-- TASK TO CARRY OUT --
Please tally how many lines of the material below include the word "inst", giving only the number.

-- INPUT --

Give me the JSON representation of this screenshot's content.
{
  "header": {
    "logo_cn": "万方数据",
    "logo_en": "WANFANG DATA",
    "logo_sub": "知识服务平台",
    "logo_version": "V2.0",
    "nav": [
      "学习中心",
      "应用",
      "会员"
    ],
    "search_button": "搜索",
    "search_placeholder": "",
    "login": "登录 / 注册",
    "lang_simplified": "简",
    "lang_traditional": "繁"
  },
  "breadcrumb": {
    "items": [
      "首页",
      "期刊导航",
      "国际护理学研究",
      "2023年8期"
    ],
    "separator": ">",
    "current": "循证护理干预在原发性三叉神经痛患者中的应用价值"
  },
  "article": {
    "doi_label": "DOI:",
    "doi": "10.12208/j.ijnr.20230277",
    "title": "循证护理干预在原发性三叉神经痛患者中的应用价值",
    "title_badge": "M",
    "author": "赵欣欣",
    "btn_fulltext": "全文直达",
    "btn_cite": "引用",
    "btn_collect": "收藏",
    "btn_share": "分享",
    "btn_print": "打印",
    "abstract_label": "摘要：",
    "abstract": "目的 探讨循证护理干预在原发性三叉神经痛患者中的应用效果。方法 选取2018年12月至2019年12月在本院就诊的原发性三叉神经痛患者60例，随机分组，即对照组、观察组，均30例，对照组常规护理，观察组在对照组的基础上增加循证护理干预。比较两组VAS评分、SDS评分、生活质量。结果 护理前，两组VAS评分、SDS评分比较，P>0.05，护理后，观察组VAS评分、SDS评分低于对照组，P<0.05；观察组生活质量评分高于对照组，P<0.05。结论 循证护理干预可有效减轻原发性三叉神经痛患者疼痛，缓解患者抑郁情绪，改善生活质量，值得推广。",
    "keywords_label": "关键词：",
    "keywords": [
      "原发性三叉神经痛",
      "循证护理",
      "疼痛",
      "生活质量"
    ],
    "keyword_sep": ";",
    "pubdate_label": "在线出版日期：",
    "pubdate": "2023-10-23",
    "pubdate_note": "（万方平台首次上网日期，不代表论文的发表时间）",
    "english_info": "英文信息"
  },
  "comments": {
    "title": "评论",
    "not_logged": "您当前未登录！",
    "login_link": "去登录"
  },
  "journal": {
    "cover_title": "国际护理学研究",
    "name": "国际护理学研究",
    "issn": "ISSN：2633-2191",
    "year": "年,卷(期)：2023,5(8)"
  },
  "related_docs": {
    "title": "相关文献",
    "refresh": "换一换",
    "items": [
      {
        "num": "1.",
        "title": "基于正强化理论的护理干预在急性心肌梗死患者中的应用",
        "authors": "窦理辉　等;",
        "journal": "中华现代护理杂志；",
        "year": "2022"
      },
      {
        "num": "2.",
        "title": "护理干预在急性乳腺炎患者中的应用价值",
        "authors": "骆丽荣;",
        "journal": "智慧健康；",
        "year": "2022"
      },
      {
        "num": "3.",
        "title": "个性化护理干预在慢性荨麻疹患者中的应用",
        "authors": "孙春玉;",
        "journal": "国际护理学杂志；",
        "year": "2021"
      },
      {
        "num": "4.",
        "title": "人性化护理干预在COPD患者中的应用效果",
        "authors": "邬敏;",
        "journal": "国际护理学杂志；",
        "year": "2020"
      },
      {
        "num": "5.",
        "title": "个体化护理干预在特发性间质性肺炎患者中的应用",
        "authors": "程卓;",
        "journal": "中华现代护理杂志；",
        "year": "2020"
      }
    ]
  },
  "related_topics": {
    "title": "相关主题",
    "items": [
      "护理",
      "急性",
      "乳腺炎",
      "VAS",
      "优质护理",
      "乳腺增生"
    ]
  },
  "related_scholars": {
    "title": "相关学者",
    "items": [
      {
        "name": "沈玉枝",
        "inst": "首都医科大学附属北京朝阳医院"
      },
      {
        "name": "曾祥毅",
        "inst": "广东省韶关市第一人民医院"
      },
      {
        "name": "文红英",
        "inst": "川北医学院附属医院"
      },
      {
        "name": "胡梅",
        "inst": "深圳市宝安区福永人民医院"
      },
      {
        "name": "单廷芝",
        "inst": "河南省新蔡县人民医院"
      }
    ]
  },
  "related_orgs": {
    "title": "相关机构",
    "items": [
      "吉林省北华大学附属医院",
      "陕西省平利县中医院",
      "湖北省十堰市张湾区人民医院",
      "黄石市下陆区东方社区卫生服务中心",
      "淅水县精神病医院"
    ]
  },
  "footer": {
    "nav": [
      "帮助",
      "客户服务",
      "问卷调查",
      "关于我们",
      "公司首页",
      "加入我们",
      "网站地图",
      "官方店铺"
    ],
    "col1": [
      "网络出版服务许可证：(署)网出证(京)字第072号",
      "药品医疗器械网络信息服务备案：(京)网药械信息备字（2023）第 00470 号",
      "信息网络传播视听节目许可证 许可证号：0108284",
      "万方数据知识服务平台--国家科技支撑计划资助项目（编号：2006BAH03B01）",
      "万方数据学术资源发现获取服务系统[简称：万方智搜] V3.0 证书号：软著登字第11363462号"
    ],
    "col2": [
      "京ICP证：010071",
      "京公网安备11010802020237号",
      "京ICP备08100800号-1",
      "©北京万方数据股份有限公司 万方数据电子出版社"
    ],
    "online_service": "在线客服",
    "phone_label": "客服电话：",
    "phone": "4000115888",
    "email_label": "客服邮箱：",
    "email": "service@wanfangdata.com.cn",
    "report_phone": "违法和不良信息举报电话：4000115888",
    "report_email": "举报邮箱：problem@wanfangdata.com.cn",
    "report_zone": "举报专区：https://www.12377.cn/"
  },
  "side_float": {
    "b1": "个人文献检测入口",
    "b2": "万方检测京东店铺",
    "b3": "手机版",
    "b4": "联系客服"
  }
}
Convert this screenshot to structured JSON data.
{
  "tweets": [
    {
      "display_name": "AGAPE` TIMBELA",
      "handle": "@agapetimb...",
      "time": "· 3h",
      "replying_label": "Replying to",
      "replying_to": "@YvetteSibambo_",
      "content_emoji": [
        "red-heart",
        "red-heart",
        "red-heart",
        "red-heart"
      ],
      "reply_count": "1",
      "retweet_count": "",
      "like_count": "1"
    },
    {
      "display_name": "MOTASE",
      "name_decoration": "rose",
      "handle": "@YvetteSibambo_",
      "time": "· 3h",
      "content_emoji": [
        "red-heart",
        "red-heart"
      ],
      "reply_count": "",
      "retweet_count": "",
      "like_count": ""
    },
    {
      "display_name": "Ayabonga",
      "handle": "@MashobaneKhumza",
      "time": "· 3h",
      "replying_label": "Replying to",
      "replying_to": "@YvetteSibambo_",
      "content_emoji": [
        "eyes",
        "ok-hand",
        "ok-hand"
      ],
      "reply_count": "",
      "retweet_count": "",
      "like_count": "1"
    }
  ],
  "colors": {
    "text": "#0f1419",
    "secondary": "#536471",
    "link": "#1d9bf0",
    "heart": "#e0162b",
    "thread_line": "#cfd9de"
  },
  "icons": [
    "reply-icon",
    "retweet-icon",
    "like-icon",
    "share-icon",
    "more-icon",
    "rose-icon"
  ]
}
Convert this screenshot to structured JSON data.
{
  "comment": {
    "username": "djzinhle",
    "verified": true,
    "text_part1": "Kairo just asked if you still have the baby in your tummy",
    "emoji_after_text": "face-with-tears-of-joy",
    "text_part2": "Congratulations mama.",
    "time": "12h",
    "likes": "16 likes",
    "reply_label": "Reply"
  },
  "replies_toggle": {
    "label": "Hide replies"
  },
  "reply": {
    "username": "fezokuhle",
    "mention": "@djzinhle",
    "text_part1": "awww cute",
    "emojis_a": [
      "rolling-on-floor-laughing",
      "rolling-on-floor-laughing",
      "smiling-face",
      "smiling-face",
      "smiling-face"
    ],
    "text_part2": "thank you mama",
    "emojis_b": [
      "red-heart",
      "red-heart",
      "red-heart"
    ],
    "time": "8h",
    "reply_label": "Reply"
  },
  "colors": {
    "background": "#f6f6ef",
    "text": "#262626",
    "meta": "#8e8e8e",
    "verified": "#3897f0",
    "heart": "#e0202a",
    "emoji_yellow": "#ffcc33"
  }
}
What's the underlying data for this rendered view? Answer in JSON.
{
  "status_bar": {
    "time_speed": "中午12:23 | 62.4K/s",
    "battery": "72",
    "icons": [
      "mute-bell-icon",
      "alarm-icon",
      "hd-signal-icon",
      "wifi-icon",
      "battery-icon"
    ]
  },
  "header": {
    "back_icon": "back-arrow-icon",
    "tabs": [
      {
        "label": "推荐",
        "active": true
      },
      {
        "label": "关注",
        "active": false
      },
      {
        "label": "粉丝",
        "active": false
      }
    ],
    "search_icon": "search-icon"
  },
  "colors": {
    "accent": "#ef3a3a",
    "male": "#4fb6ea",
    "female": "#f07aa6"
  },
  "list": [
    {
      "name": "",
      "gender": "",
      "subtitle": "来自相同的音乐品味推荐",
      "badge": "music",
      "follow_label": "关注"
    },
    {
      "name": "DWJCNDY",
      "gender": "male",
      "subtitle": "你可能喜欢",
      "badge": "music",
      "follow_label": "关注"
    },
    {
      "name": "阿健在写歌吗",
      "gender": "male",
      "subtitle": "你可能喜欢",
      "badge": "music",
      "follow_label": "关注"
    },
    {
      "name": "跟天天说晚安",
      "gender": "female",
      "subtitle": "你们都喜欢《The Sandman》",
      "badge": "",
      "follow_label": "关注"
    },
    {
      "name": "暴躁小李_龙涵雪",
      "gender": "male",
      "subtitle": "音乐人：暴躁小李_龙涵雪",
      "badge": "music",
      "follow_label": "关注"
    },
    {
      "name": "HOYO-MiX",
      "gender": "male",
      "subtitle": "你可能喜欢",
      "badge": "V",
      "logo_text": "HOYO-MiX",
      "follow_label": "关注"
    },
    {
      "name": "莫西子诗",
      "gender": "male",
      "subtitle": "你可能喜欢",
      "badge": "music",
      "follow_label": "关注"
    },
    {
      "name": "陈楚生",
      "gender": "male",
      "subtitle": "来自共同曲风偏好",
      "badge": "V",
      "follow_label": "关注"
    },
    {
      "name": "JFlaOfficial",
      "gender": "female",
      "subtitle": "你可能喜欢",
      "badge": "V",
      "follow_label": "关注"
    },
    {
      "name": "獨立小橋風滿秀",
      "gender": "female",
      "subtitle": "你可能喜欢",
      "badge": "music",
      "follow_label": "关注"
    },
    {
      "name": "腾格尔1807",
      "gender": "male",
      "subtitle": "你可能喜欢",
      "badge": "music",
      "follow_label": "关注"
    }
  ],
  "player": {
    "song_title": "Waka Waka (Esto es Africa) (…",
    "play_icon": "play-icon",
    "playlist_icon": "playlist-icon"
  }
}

-- ANSWER TO THE PROBLEM --
5